Data to examine -
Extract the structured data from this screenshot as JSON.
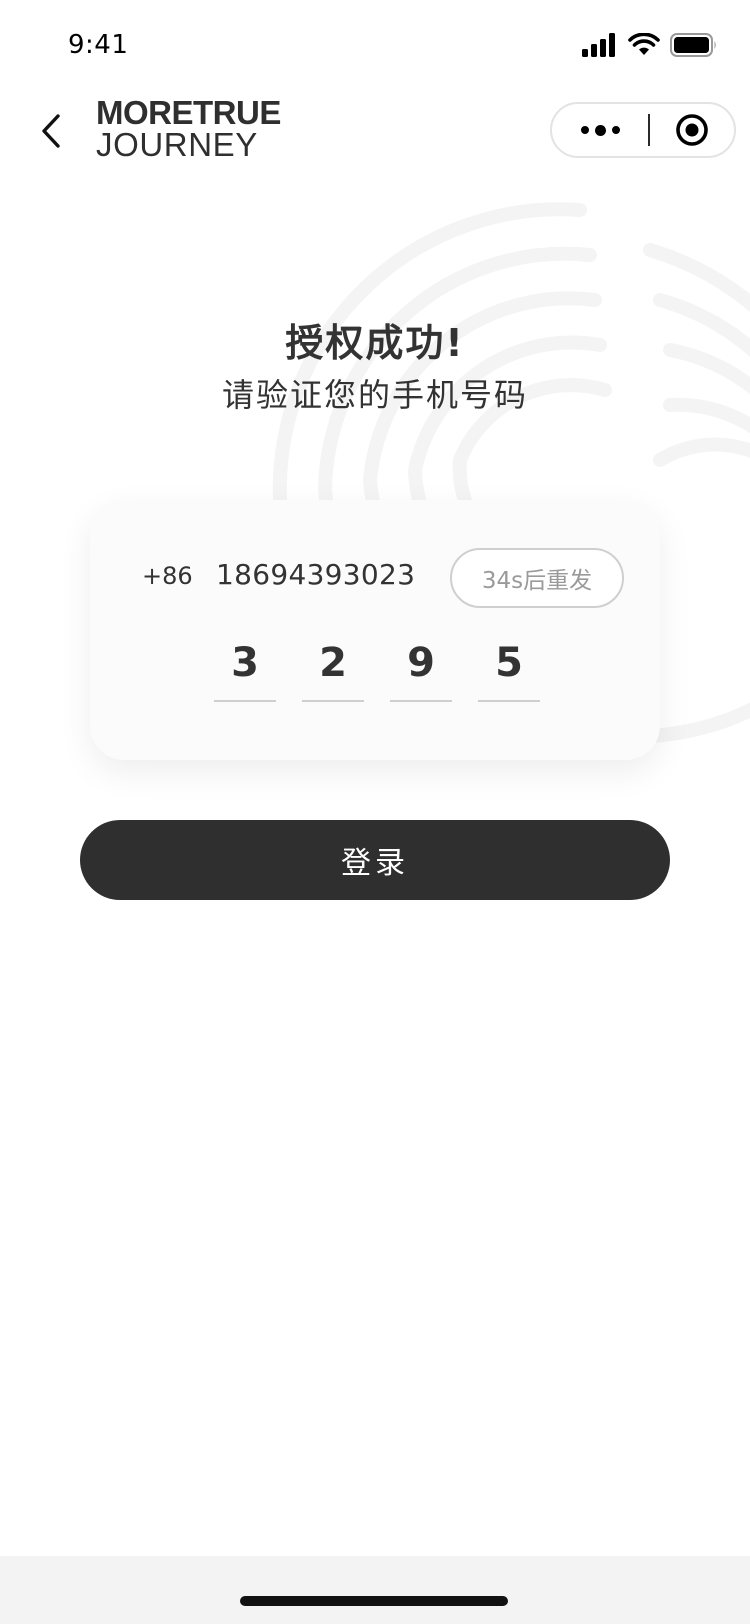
{
  "status_bar": {
    "time": "9:41"
  },
  "nav": {
    "logo_line1": "MORETRUE",
    "logo_line2": "JOURNEY"
  },
  "content": {
    "title": "授权成功!",
    "subtitle": "请验证您的手机号码"
  },
  "form": {
    "country_code": "+86",
    "phone_number": "18694393023",
    "resend_label": "34s后重发",
    "code_digits": [
      "3",
      "2",
      "9",
      "5"
    ]
  },
  "actions": {
    "login_label": "登录"
  },
  "icons": {
    "back": "chevron-left-icon",
    "more": "more-dots-icon",
    "close": "target-circle-icon",
    "signal": "signal-icon",
    "wifi": "wifi-icon",
    "battery": "battery-icon"
  },
  "colors": {
    "primary_button": "#2f2f2f",
    "text": "#333333",
    "muted": "#9a9a9a",
    "card_bg": "#fbfbfb"
  }
}
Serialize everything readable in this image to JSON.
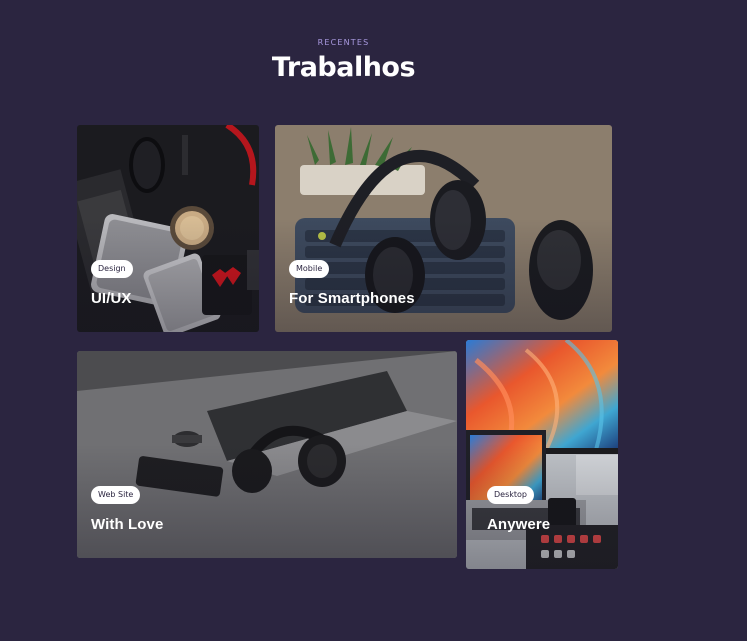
{
  "section": {
    "eyebrow": "RECENTES",
    "title": "Trabalhos"
  },
  "cards": [
    {
      "tag": "Design",
      "title": "UI/UX",
      "image": "desk-gadgets-photo"
    },
    {
      "tag": "Mobile",
      "title": "For Smartphones",
      "image": "headphones-keyboard-photo"
    },
    {
      "tag": "Web Site",
      "title": "With Love",
      "image": "laptop-headphones-photo"
    },
    {
      "tag": "Desktop",
      "title": "Anywere",
      "image": "monitor-macbook-photo"
    }
  ],
  "colors": {
    "background": "#2b2540",
    "accent": "#a99ae0",
    "tag_bg": "#ffffff",
    "text": "#ffffff"
  }
}
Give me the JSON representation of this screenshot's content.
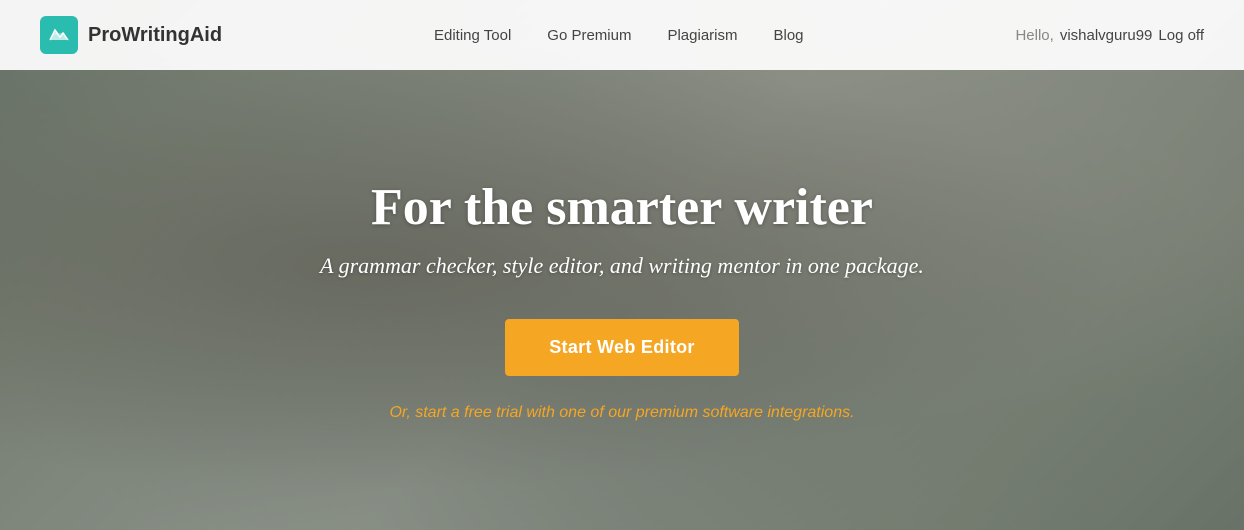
{
  "logo": {
    "text": "ProWritingAid",
    "icon_alt": "prowritingaid-logo-icon"
  },
  "nav": {
    "links": [
      {
        "label": "Editing Tool",
        "id": "editing-tool"
      },
      {
        "label": "Go Premium",
        "id": "go-premium"
      },
      {
        "label": "Plagiarism",
        "id": "plagiarism"
      },
      {
        "label": "Blog",
        "id": "blog"
      }
    ],
    "user": {
      "hello": "Hello,",
      "username": "vishalvguru99",
      "logoff_label": "Log off"
    }
  },
  "hero": {
    "title": "For the smarter writer",
    "subtitle": "A grammar checker, style editor, and writing mentor in one package.",
    "cta_label": "Start Web Editor",
    "trial_text": "Or, start a free trial with one of our premium software integrations."
  },
  "colors": {
    "accent_teal": "#2bbcb0",
    "accent_orange": "#f5a623",
    "nav_bg": "rgba(255,255,255,0.92)"
  }
}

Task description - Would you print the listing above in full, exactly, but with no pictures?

Answer space -
Extract the structured data from this screenshot as JSON.
{
  "status_bar": {
    "time": "9:41"
  },
  "nav": {
    "logo_line1": "MORETRUE",
    "logo_line2": "JOURNEY"
  },
  "content": {
    "title": "授权成功!",
    "subtitle": "请验证您的手机号码"
  },
  "form": {
    "country_code": "+86",
    "phone_number": "18694393023",
    "resend_label": "34s后重发",
    "code_digits": [
      "3",
      "2",
      "9",
      "5"
    ]
  },
  "actions": {
    "login_label": "登录"
  },
  "icons": {
    "back": "chevron-left-icon",
    "more": "more-dots-icon",
    "close": "target-circle-icon",
    "signal": "signal-icon",
    "wifi": "wifi-icon",
    "battery": "battery-icon"
  },
  "colors": {
    "primary_button": "#2f2f2f",
    "text": "#333333",
    "muted": "#9a9a9a",
    "card_bg": "#fbfbfb"
  }
}
Serialize everything readable in this image to JSON.
{
  "section": {
    "eyebrow": "RECENTES",
    "title": "Trabalhos"
  },
  "cards": [
    {
      "tag": "Design",
      "title": "UI/UX",
      "image": "desk-gadgets-photo"
    },
    {
      "tag": "Mobile",
      "title": "For Smartphones",
      "image": "headphones-keyboard-photo"
    },
    {
      "tag": "Web Site",
      "title": "With Love",
      "image": "laptop-headphones-photo"
    },
    {
      "tag": "Desktop",
      "title": "Anywere",
      "image": "monitor-macbook-photo"
    }
  ],
  "colors": {
    "background": "#2b2540",
    "accent": "#a99ae0",
    "tag_bg": "#ffffff",
    "text": "#ffffff"
  }
}
Give me the JSON representation of this screenshot's content.
{
  "logo": {
    "text": "ProWritingAid",
    "icon_alt": "prowritingaid-logo-icon"
  },
  "nav": {
    "links": [
      {
        "label": "Editing Tool",
        "id": "editing-tool"
      },
      {
        "label": "Go Premium",
        "id": "go-premium"
      },
      {
        "label": "Plagiarism",
        "id": "plagiarism"
      },
      {
        "label": "Blog",
        "id": "blog"
      }
    ],
    "user": {
      "hello": "Hello,",
      "username": "vishalvguru99",
      "logoff_label": "Log off"
    }
  },
  "hero": {
    "title": "For the smarter writer",
    "subtitle": "A grammar checker, style editor, and writing mentor in one package.",
    "cta_label": "Start Web Editor",
    "trial_text": "Or, start a free trial with one of our premium software integrations."
  },
  "colors": {
    "accent_teal": "#2bbcb0",
    "accent_orange": "#f5a623",
    "nav_bg": "rgba(255,255,255,0.92)"
  }
}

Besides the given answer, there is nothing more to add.